I do this every year, because I like to think someday we might actually live to see something like this.
-Must be a conference champion (or Top-25 ranked independent) to qualify
-All 6 AQ conference champions are in
-Top 2 non-AQ conference teams are in (based on average rank in coaches/AP polls)
-Teams seeded 1 through 8 by average rank in coach/AP polls
-Higher seeded teams host playoff games
-Final two teams meet in national championship at neutral location; the other six receive BCS bowl berths
(8) West Virginia (Big East)
(1) LSU (SEC)
(5) Clemson (ACC)
(4) Wisconsin (Big Ten)
(6) TCU (At-large/MWC)
(3) Oregon (Pac-12)
(7) Southern Miss (at-large/C-USA)
(2) Oklahoma State (Big XII)
This is the first year where I think this system might actually be a little controversial. First off, Alabama is nowhere to be found (same with Stanford, Arkansas, etc.) because I still hold the belief that if you can't win your conference championship you shouldn't be allowed to win a national championship. This year, however, that rule did something weird to the non-AQ teams. That is: not one, but two non-AQ teams are ranked above non-AQ teams that made the bracket. Boise State is ranked higher than TCU, and Houston is ranked above Southern Miss. But So. Miss beat Houston head-to-head, just as TCU beat Boise head-to-head. So in this case I think my conference championship rule worked out fairly.
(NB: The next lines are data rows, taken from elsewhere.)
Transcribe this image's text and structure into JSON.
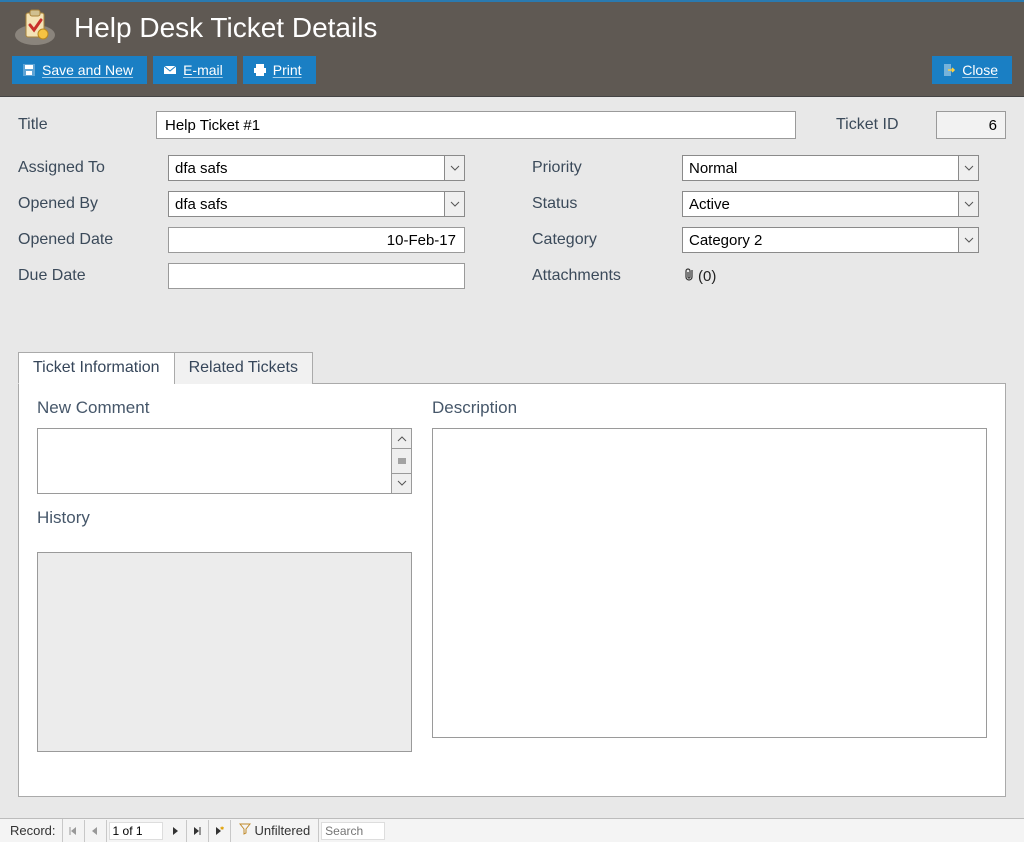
{
  "header": {
    "title": "Help Desk Ticket Details"
  },
  "toolbar": {
    "save_and_new": "Save and New",
    "email": "E-mail",
    "print": "Print",
    "close": "Close"
  },
  "labels": {
    "title": "Title",
    "ticket_id": "Ticket ID",
    "assigned_to": "Assigned To",
    "opened_by": "Opened By",
    "opened_date": "Opened Date",
    "due_date": "Due Date",
    "priority": "Priority",
    "status": "Status",
    "category": "Category",
    "attachments": "Attachments",
    "new_comment": "New Comment",
    "history": "History",
    "description": "Description"
  },
  "values": {
    "title": "Help Ticket #1",
    "ticket_id": "6",
    "assigned_to": "dfa safs",
    "opened_by": "dfa safs",
    "opened_date": "10-Feb-17",
    "due_date": "",
    "priority": "Normal",
    "status": "Active",
    "category": "Category 2",
    "attachments_count": "(0)",
    "new_comment": "",
    "history": "",
    "description": ""
  },
  "tabs": {
    "ticket_info": "Ticket Information",
    "related": "Related Tickets"
  },
  "statusbar": {
    "record_label": "Record:",
    "record_pos": "1 of 1",
    "filter_label": "Unfiltered",
    "search_placeholder": "Search"
  }
}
It still cracks me up that the Big East is the #8 seed.